The decision, which will carry a price tag of $1.5 billion, was made by Australian Minister for Defense Stephen Smith and Minister for Defense Materiel Jason Clare this week and follows the inclusion of funding for the project in defense budgeting last March.
"Electronic threats are an inherent part of modern combat and Growler will provide options for the air force to undertake electronic threat suppression operations in support of Australian Defense Force operations, including land and sea forces," the Ministry of Defense said.
Acquisition of the Growler systems, which can also be used for intelligence, surveillance and reconnaissance missions, is expected to be completed by 2018.
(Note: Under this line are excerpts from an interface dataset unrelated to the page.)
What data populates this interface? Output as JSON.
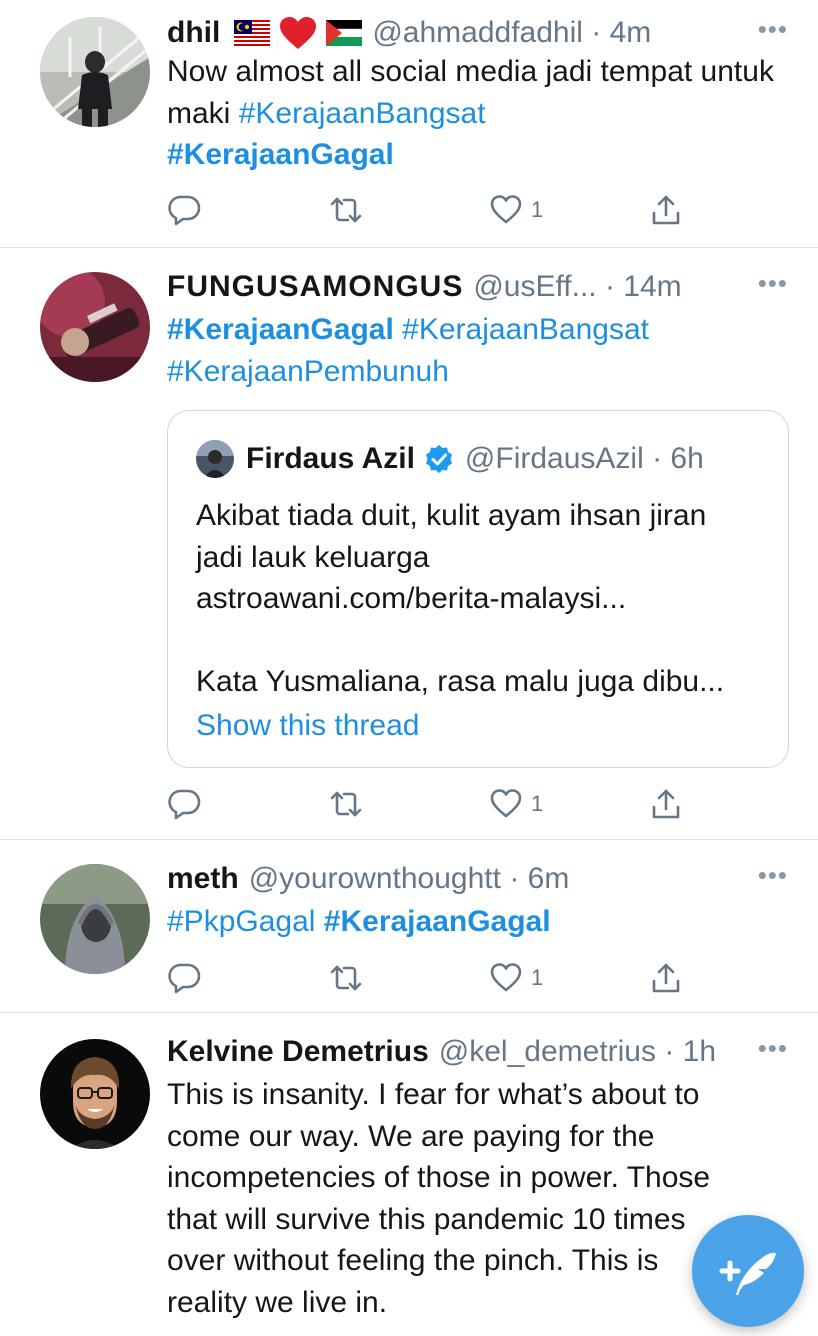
{
  "tweets": [
    {
      "name": "dhil",
      "flags": [
        "malaysia-flag",
        "red-heart",
        "palestine-flag"
      ],
      "handle": "@ahmaddfadhil",
      "time": "· 4m",
      "text": "Now almost all social media jadi tempat untuk maki ",
      "tags": [
        {
          "text": "#KerajaanBangsat",
          "bold": false
        },
        {
          "text": "#KerajaanGagal",
          "bold": true
        }
      ],
      "likes": "1"
    },
    {
      "name": "FUNGUSAMONGUS",
      "handle": "@usEff...",
      "time": "· 14m",
      "tags": [
        {
          "text": "#KerajaanGagal",
          "bold": true
        },
        {
          "text": "#KerajaanBangsat",
          "bold": false
        },
        {
          "text": "#KerajaanPembunuh",
          "bold": false
        }
      ],
      "likes": "1",
      "quote": {
        "name": "Firdaus Azil",
        "handle": "@FirdausAzil",
        "time": "· 6h",
        "line1": "Akibat tiada duit, kulit ayam ihsan jiran",
        "line2": "jadi lauk keluarga",
        "line3": "astroawani.com/berita-malaysi...",
        "line4": "Kata Yusmaliana, rasa malu juga dibu...",
        "show_thread": "Show this thread"
      }
    },
    {
      "name": "meth",
      "handle": "@yourownthoughtt",
      "time": "· 6m",
      "tags": [
        {
          "text": "#PkpGagal",
          "bold": false
        },
        {
          "text": "#KerajaanGagal",
          "bold": true
        }
      ],
      "likes": "1"
    },
    {
      "name": "Kelvine Demetrius",
      "handle": "@kel_demetrius",
      "time": "· 1h",
      "lines": [
        "This is insanity. I fear for what’s about to",
        "come our way. We are paying for the",
        "incompetencies of those in power. Those",
        "that will survive this pandemic 10 times",
        "over without feeling the pinch. This is",
        "reality we live in."
      ]
    }
  ],
  "more_label": "•••",
  "colors": {
    "accent": "#1d8fe0",
    "fab": "#4aa3e8",
    "secondary_text": "#657786",
    "divider": "#dadde1"
  },
  "icons": {
    "reply": "reply-icon",
    "retweet": "retweet-icon",
    "like": "like-icon",
    "share": "share-icon",
    "compose": "compose-tweet-icon",
    "verified": "verified-badge-icon"
  }
}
Australia operates 24 F/A-18F Super Hornets. Only the U.S. Navy is operating Growler-configuration Super Hornets, which can jam the electronic systems of other aircraft and ground-based radar and communications systems.
Notable deaths of 2014 [PHOTOS]